The six female friend’s most recent get-together was in the Rio Grande Valley of Texas.  And all six ladies, in their mid-fifties, lined up for their very first tattoos.  They  requested a tattoo of an infinity symbol to represent their eternal friendship; and six swirls coming out of it, one for each of the six friends.  How cool is that!

What I’d give to have five life-long friends; but what they’d have to accept about me is that I’d NOT have lined up for the tattoo.  Not because of any moral or social or otherwise issues; but ONLY because I have terribly sensitive skin, and so I’d be THE ONE to have a reaction to the dye.  (And then there is the fact that I’m terribly wrinkled which doesn’t make my skin a great canvas for body art!)

I will share my ONE opinion on this topic; my opinion has to do with “young people” wanting body art as a form of rebellion or protest of their childhood home.  I consistently tell them two things:  First, wait until you are purchasing the tattoo or piercing on YOUR nickel, that YOU earn when you ALREADY have to pay for a roof over your head and food in your belly.  

Living with mom and dad, or other care giver, and using allowance or work or gift money doesn’t count.  Earn your taxable income; pay your way for a roof over your head, and then get that tattoo if you like. 

My point to teens, in past years working with them, is that the “popular” acts of “rebellion” are market and advertising driven.  Those tattoos and piercings cost money.  Those boy-band hairstyles with mousse-loaded hair cost money.  Makeup and such costs money. 

When was the last time that something as “rebellious” as teenage girls STOPPING the shaving of their legs was a popular statement of teenage rebellion?  Well, never.  Why?  The market would never advertise NOT shaving legs or arms as cool acts of rebellion.  No razors, no shaving cream, no lotions or such to sale.  No; nature-made body art would not be marketed.

When I have opportunity, I just ask young folks to think about it before spending money on self expression.  And I ask WE old folks to see the beauty in personal expression, when no harm or waste or mean spirit is to be found.

And if we have opportunity to lift up a young person’s angst, with a listening spirit and gentle heart, maybe we can get them to think OUT OF the box—that their rebellion is often marketed by advertising, for profit.

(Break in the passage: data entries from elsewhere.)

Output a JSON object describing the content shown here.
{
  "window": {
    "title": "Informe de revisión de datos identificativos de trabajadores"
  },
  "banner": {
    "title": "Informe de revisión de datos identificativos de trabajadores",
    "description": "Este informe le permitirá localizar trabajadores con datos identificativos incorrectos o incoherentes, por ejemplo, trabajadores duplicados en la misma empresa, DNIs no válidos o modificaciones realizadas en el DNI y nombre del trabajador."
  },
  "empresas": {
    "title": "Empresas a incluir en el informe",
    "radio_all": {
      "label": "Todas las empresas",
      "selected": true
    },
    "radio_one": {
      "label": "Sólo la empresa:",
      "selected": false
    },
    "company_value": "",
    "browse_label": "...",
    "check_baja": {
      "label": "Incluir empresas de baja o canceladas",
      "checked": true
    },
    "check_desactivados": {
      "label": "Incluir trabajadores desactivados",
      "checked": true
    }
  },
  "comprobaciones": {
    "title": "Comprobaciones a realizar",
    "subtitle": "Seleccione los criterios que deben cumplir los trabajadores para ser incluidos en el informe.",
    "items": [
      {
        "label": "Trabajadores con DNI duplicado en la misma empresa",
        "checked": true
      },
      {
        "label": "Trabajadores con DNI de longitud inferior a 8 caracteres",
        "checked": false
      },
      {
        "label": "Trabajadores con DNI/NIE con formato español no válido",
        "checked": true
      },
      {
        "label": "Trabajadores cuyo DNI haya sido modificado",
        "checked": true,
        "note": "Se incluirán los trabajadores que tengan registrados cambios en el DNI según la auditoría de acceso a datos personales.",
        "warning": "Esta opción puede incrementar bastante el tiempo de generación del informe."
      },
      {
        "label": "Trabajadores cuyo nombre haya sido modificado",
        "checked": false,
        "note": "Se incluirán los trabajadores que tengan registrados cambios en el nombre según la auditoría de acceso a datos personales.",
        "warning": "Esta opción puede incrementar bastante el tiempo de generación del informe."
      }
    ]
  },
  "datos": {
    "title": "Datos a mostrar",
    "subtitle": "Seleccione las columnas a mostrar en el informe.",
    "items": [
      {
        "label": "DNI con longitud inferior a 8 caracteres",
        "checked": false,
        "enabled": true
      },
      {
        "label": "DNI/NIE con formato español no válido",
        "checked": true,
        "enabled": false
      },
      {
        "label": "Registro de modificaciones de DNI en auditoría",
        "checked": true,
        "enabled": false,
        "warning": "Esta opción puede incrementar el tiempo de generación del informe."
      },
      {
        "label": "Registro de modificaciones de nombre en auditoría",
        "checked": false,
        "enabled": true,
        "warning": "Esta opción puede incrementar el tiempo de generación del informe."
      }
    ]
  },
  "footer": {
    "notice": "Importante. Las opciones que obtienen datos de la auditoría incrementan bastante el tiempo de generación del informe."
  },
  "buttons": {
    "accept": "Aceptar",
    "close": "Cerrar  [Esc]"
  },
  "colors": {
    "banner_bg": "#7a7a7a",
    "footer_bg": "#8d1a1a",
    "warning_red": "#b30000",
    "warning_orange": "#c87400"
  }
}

Such are the thoughts that run through my head, quietly watching the beautifully unique body art of a Gulf Coastie:  the American Oystercatcher.

Have a wonderfully self-expressed day!